SEMINAR: Locating the Private in the Roman and Early Christian Worlds
Session 1: The Private in the Roman World (lecture)
13.10-14.10: Andrew Riggsby, Lucy Shoe Meritt Professor and Graduate Adviser in Classics, Professor of Art History ved University of Texas at Austin.
Locating the Private in the Roman World and discussion
Session 2: The Private in Early Christianity (papers)
14.30-15.00: Ulla Tervahauta, Gendered space in the Protevangelium of James and discussion
15.00-15.30: Florian Wöller, From Rooftop to Chamber: Prayer in Jerome’s Rendering of the Book of Judith and discussion
15.30-16.00: Mette Birkedal Bruun, Locating the Cubiculum: Early Christian musings on the Place of Prayer and discussion
SESSION 1: THE PRIVATE IN THE ROMAN WORLD
Andrew Riggsby, Locating the Private in the Roman World
Despite their common use of explicit terms for “private” (and “public”), the ancient Romans did little to theorize those categories. This paper aims to (1) supply such a theoretical account and (2) point out ways in which the “private” is used as a tool of social control. The paper attends especially to gendered aspects of this control. Examples will be drawn from the realms of domestic space and of financial regulation.
SESSION 2: THE PRIVATE IN EARLY CHRISTIANITY
Ulla Tervahauta, Gendered space in the Protevangelium of James
The Protevangelium of James, a second-century writing that largely but not solely focuses on virgin Mary can be said to have gender and sanctity as one of its key themes. This paper first suggests that the narrative is constructed around three couples, Joachim-Anna, Mary-Joseph, and Zachariah-Elizabeth. A survey is then made of the role of space in the narrative, with focus on the domestic and private spaces. Special attention is given to little Mary’s room and its sanctuary as a location of purity and sanctity.
Florian Wöller, From Rooftop to Chamber: Prayer in Jerome’s Rendering of the Book of Judith
The biblical (deuterocanonical) book of Judith seldom failed to attract its readers’ fantasy, not least because it transmits the story of a wildly courageous widow who saved Israel from the Assyrians by killing the Assyrian general Holofernes. According to the oldest biblical texts, we encounter Judith first in prayer, visible to all, on the roof of her house. In Jerome’s Latin rendering (4th c. AD), however, Judith prays in a cubiculum. In my paper I will investigate Jerome's move of Judith's place of prayer, contextualizing it with further late antique notions of cubiculum prayer, and eventually suggesting a reading of Judith's cubiculum as a private-public place of prayer.
Mette Birkedal Bruun, Locating the Cubiculum: Early Christian musings on the Place of Prayer
The Gospel of Matthew presents Jesus introducing the Lord's Prayer with an injunction to enter into the chamber and close the door so as to pray in secret (Mt 6.6). For early Christian authors, this command elicited a series of questions: How to reconcile the entry into the chamber with the command to pray everywhere (cf 1 Tim 2)? Where and what is this chamber – not to mention its door?
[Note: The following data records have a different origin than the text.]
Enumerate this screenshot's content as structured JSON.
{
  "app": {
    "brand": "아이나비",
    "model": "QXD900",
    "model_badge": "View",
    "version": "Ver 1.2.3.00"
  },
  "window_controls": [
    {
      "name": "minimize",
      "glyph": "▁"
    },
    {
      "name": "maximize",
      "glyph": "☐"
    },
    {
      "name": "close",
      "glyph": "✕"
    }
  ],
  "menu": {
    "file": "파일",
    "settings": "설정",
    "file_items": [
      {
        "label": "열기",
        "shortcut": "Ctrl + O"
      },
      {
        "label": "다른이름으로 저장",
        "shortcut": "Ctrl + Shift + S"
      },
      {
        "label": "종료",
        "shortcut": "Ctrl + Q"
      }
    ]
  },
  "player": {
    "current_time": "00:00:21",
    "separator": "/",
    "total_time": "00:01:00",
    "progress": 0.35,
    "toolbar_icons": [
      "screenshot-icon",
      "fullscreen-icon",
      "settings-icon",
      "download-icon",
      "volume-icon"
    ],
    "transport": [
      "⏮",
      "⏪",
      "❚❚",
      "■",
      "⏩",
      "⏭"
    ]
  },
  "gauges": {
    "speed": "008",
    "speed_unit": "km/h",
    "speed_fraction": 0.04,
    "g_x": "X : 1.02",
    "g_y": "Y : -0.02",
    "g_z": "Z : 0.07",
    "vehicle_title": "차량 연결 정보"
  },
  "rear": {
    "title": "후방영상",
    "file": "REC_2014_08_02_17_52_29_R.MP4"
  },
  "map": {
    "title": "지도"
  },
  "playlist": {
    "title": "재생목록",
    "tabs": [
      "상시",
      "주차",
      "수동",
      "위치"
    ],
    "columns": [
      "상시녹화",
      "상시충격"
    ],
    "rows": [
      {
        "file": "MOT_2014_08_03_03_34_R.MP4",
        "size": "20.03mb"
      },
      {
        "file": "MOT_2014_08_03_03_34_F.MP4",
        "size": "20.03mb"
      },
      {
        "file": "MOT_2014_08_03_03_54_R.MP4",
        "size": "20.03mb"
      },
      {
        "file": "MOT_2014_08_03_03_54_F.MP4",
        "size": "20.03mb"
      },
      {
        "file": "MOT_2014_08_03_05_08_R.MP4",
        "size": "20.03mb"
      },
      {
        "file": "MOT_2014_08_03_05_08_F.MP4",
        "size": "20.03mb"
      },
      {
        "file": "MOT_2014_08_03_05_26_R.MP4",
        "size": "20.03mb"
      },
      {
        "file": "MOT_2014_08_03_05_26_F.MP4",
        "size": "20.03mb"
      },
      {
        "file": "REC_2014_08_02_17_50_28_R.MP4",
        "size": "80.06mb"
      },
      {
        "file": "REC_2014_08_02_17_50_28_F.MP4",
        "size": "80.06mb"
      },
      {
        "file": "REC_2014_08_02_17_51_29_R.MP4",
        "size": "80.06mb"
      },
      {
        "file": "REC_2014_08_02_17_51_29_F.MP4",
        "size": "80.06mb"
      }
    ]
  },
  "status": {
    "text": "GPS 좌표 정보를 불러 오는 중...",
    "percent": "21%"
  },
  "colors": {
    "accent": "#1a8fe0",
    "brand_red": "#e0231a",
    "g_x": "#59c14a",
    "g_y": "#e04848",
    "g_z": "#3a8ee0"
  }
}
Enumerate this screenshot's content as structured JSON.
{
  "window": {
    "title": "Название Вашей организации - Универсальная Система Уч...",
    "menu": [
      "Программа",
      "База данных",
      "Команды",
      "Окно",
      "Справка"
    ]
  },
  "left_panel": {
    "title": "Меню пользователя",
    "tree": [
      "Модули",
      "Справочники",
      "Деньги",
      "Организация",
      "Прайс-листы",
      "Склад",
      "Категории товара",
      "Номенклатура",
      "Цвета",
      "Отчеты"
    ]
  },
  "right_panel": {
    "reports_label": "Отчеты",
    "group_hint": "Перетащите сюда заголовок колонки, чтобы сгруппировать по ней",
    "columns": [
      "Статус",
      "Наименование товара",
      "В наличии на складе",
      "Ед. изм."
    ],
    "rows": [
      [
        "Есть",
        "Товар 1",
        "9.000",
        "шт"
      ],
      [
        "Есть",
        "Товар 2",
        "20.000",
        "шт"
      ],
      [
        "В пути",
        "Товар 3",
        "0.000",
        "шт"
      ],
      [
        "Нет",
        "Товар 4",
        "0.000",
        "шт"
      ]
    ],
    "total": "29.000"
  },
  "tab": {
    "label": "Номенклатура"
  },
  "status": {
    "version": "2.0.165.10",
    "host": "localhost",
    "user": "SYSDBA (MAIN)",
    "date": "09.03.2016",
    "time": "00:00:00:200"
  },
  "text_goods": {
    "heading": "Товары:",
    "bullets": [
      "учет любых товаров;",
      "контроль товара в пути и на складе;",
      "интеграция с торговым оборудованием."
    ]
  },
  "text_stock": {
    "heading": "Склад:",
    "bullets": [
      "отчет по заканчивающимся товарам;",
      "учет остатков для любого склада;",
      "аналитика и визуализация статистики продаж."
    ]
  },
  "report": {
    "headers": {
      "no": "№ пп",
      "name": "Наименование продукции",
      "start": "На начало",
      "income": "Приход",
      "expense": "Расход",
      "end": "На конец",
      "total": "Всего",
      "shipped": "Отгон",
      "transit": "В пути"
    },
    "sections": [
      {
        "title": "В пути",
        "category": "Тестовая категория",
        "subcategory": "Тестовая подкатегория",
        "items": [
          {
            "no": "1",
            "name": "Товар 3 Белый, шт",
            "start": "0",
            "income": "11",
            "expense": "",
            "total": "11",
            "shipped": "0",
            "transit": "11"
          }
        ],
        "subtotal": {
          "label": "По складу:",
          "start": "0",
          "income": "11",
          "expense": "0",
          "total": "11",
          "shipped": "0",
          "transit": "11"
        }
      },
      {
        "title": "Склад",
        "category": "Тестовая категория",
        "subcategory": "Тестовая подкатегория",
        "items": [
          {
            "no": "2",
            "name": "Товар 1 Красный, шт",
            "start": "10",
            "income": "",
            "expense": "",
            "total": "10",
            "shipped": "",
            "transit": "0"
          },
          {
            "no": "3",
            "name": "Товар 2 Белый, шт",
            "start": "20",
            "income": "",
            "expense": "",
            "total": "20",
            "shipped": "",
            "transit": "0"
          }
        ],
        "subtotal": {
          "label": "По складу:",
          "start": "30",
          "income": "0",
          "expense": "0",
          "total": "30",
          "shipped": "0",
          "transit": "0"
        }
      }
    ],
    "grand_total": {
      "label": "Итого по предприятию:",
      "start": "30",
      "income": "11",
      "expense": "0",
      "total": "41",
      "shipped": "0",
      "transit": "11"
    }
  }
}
How are praying persons to comport themselves in the chamber under God's watchful eye? In this paper, I shall discuss third- and fourth-century expositions of Mt 6.6 and ponder their place in privacy studies.